Doug Martsch is angry.
Nearing the end of a seemingly enjoyable set Tuesday night at Brooklyn’s venue of pleasing, Polish pride, Warsaw, egomachine Martsch decided to dose the crowd with a dash of not so subtle political rhetoric. A short 10 minute film narrated by Calvin Johnson depicting the injustices of (you guessed it) the Bush administration and their war on ecoterrorists was played on a medium sized screen and soundtracked by an instrumental Halo Benders tune. Some people clapped, some people scowled and a drunk guy did the unimaginable…he hurled a plastic cup at the stage.
In the realm of rowdy crowd antics this was no Altamont. Hell, the cup wasn’t even full. But for a good 60-90 seconds Martsch was seriously perturbed and would continue to bring up the event approximately 3 more times before the night was over demanding to know who the culprit was so he didn’t “sign that fuckin’ dude’s ticket or something.”

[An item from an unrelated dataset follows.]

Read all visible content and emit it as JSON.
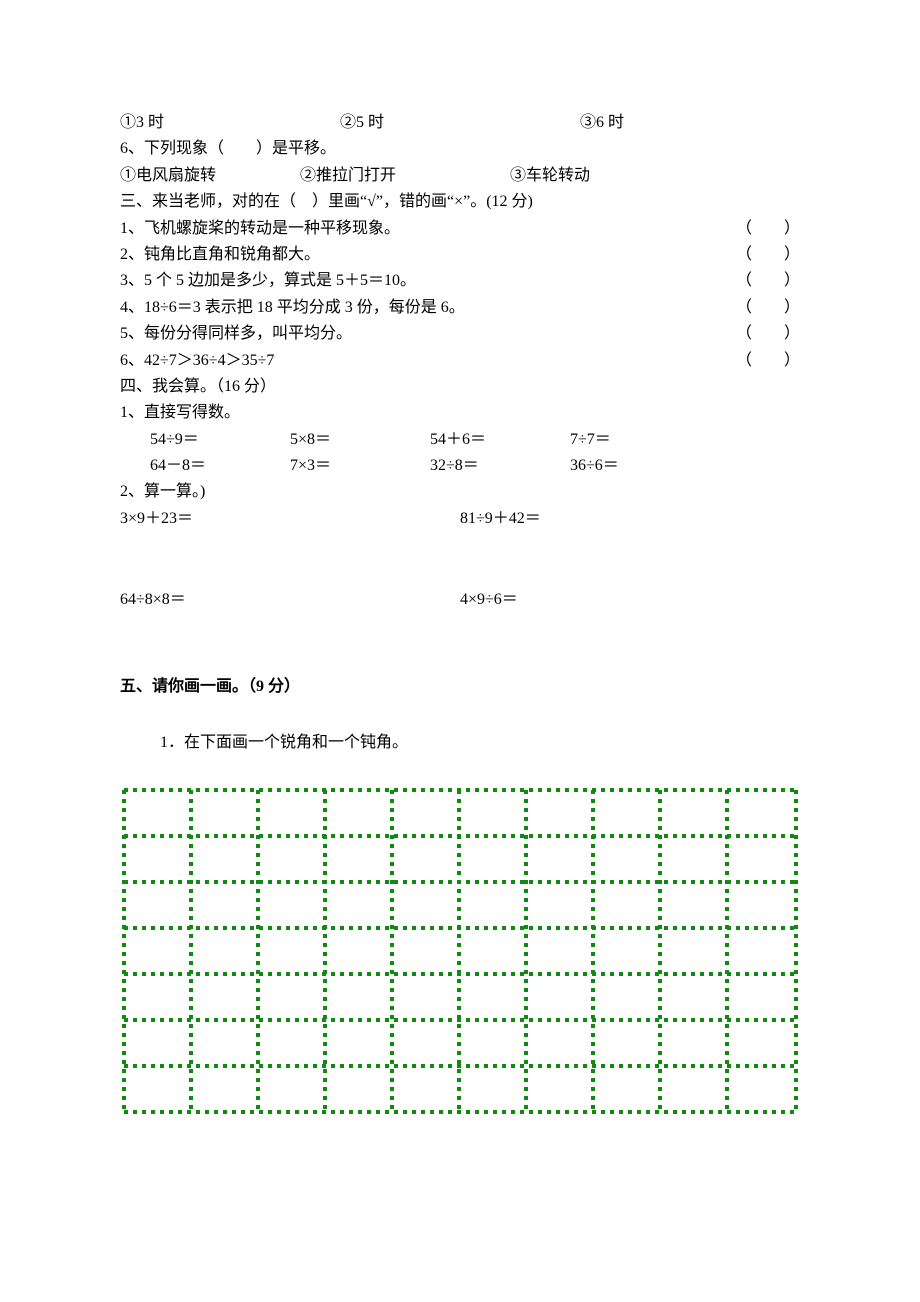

“He should just stick to the music,” quipped a sheepish crowd member.
When they weren’t turning the venue into a ad hoc political rally, Martsch and the gang were truly at their best displaying pieces of work from their ciritcally acclaimed You In Reverse and nearly every album that came before it. “Traces” kicked off the evening with an extended bridge highlighted by the Spill’s massive three guitar irruption. Built to Spill always had a knack for birdging the gap between the empty-headed jam band fans and the hipsters of various zip codes throughout the USA and their live show attendees and performances reiterate this notion thoroughly. For every cloud of pot smoke and dreadlocks there was a mop of unkempt hair and youth medium t shirts. And for everry jangled, Pavement inspired pop selection (“Big Dipper”) The Spill didn’t so much counter as they complemented themselves with drawn out, thoughtful classics (“Kicked It In The Sun”). More recent cuts such as the masterful “Conventional Wisdom” bled the ears of all those listening in the most wonderful of ways and a cover of the anti-war song “Rearrange” by the obscure but seminal reggae outfit the Gladiators let the spotlight shine soley on Martsch and swayed the crowd both east and west. The Spill also premiered two brand new songs (titles withheld) both in a familar and playful vein and intensified by signature, caustic guitar lines. Fan favorite “Carry the Zero” ended the set and Doug being Doug didn’t even bother to leave the stage prior to the encore opting to stay it alone admist the hoot and hollers of his fans and play with his projector set up. When the other band members decided to rejoin their bearded leader on stage they launched into a self-serving version of “Randy Described Eternity” that was marred by more noise than melody and carried on close to 30 minutes or as a fan put it, 3-4 other songs’ length.
By the show’s end my subway line was down and I somehow wound up in Bushwick talking with an ex-convict about urban plight and how giving him my ATM card won’t solve the bigger problems. But all in all I can’t complain and even if I could, my whines and sighs are nothing compared to Doug’s.